|Skater: Cassie Oseguera|
|Skater: Cassie Oseguera|
Any tips for female skaters to be able to establish a good relationship with a photographer like yourself ?
Show up on time. Be respectful of the photographers time. Give him or her your full attention. Do tricks you land at least 75% of the time. Trying tricks you just learned is time consuming because the consistency of landing the trick isn’t there yet. In addition, when you don’t land the trick, there’s a higher risk of an air-born board that could result in injury to the photographer. Communicate. Don’t be afraid to ask a lot of questions. Both skater and photographer have an image in mind, but sometimes it takes extensive communication to sync those images. Everyone has their good days and bad. Both need to be patient. Don’t keep going if you tire. That’s when injuries occur. Most importantly, have fun!
|Skater: Jordyn Barratt at Exposure|
What are some of your favorite places to shoot at?
My absolute favorite setting is the backyard bowl. When I road tripped with Scott Foss, the Bones Brigader who introduced me to skateboard photography, I was lucky enough to shoot small crews at Lance Mountains, Arto’s, Rusty’s, Malibu and Ridiculous. Those bowls are as photogenic as they come. I also like discovering new parks and getting shots of unknown local rippers. I enjoy shooting contests. Some of my favorite contests to shoot are Exposure, the Van’s Girls Combi Classic, Van’s events and World Cup Skateboarding events in general and the Clash at Clairemont. In December I shot the Poseiden Foundations event, Ladies Day at the Berrics. It was all about fun, which suits me well.
|Skater: Lance Mountain|
|Skater: Jim Gray|
Do you have an all time favorite skate image that you have shot?
Demarcus James at Buena Vista
|Skater: Demarcus James|
Any favorite tricks you like to shoot?
I love just a simple ollie. Most everyone can do it and it can be done in diverse settings. I have a shot of Amy Treadway doing an ollie in Oregon. We were on our way to Windell’s Skate Camp and the sunset was insane. We pulled to the side of of the highway and I captured this awesome shot of her doing an ollie on a dirt road with the mountains and sunset in the background. It’s one of my favorite shots.
|Skater: Amy Treadway|
Favorite camera body & lens?
Nikon D7000, 10mm 2.8 fisheye
Do you like to light or do you prefer shooting with natural light?
I love shooting with short duration flash at high shutter speeds. The resulting photo is always amazingly sharp.
Any girls out there you haven’t shot yet but would like to?
So many I can’t name them all!
|Skater: Gaby Ponce|
Any advice for someone who wanted to get into action sports photography?

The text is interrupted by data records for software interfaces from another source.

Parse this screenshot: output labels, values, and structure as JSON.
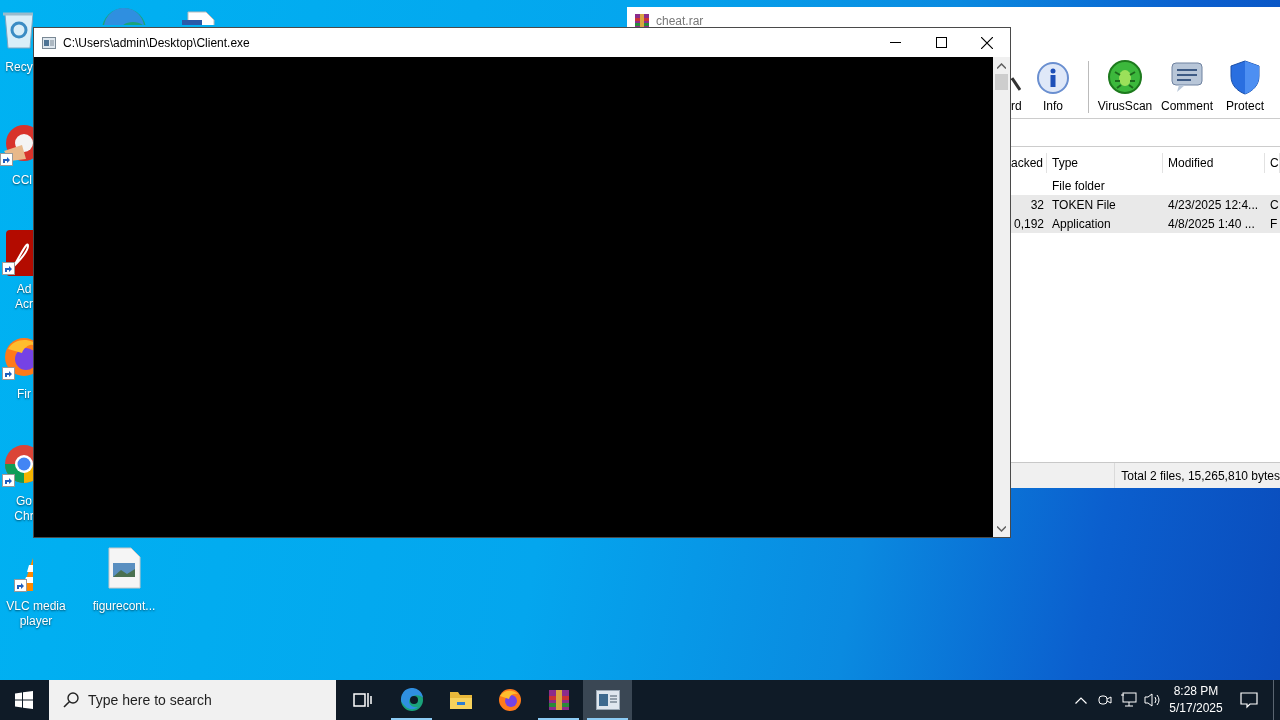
{
  "desktop_icons": [
    {
      "kind": "recycle-bin",
      "label_lines": [
        "Recy"
      ],
      "shortcut": false
    },
    {
      "kind": "edge",
      "shortcut": false
    },
    {
      "kind": "document",
      "shortcut": false
    },
    {
      "kind": "ccleaner",
      "label_lines": [
        "CCl"
      ],
      "shortcut": true
    },
    {
      "kind": "acrobat",
      "label_lines": [
        "Ad",
        "Acr"
      ],
      "shortcut": true
    },
    {
      "kind": "firefox",
      "label_lines": [
        "Fir"
      ],
      "shortcut": true
    },
    {
      "kind": "chrome",
      "label_lines": [
        "Go",
        "Chr"
      ],
      "shortcut": true
    },
    {
      "kind": "vlc",
      "label_lines": [
        "VLC media",
        "player"
      ],
      "shortcut": true
    },
    {
      "kind": "image-file",
      "label_lines": [
        "figurecont..."
      ],
      "shortcut": false
    }
  ],
  "archive_window": {
    "title": "cheat.rar",
    "toolbar": [
      {
        "kind": "partial",
        "label": "rd"
      },
      {
        "kind": "info",
        "label": "Info"
      },
      {
        "kind": "separator"
      },
      {
        "kind": "virusscan",
        "label": "VirusScan"
      },
      {
        "kind": "comment",
        "label": "Comment"
      },
      {
        "kind": "protect",
        "label": "Protect"
      }
    ],
    "columns": [
      "acked",
      "Type",
      "Modified",
      "C"
    ],
    "rows": [
      {
        "type": "File folder",
        "selected": false
      },
      {
        "packed": "32",
        "type": "TOKEN File",
        "modified": "4/23/2025 12:4...",
        "column_4": "C",
        "selected": true
      },
      {
        "packed": "0,192",
        "type": "Application",
        "modified": "4/8/2025 1:40 ...",
        "column_4": "F",
        "selected": true
      }
    ],
    "status": "Total 2 files, 15,265,810 bytes"
  },
  "console_window": {
    "title": "C:\\Users\\admin\\Desktop\\Client.exe"
  },
  "taskbar": {
    "search": {
      "placeholder": "Type here to search"
    },
    "apps": [
      {
        "kind": "task-view",
        "running": false,
        "active": false
      },
      {
        "kind": "edge",
        "running": true,
        "active": false
      },
      {
        "kind": "explorer",
        "running": false,
        "active": false
      },
      {
        "kind": "firefox",
        "running": false,
        "active": false
      },
      {
        "kind": "winrar",
        "running": true,
        "active": false
      },
      {
        "kind": "console",
        "running": true,
        "active": true
      }
    ],
    "time": "8:28 PM",
    "date": "5/17/2025"
  }
}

Make sure you have a good job to support your obsession! Camera equipment and maintenance is very expensive. Rent until you find what works for you, then buy used. Don’t get into it for the money. Get into it for the fun and adventure. Ask other photographers for advice. There are many who love to share what they know and will end up to be great friends. Ask questions. Ask more questions. Don’t be afraid of the word ‘no’. Someday there will be a ‘yes’. Not everyone’s going to like you or what you do. Focus on those who like and support you. Ignore those who don’t. Negative energy is draining and will hold you back. Positive energy will propel you forward. Get good health insurance. Carry a medical emergency kit. Injury is inevitable.
Where can we see your work?
I’m building a new website, but you can view some past material at lorriepalmosphotography.com
I hope to cover the Van’s Pool Party Classic this year, as I have done for the past two years. I blog and I’m a photographer for Skidmark Skatemag. All the contests I cover can be seen on their website skidmarkskatemag.com.
|Skater: Allysha Bergado at Vans|
To see her rad photos, make sure you follow Lorrie at:
Facebook: Lorrie Palmos www.facebook.com/lorrie.palmos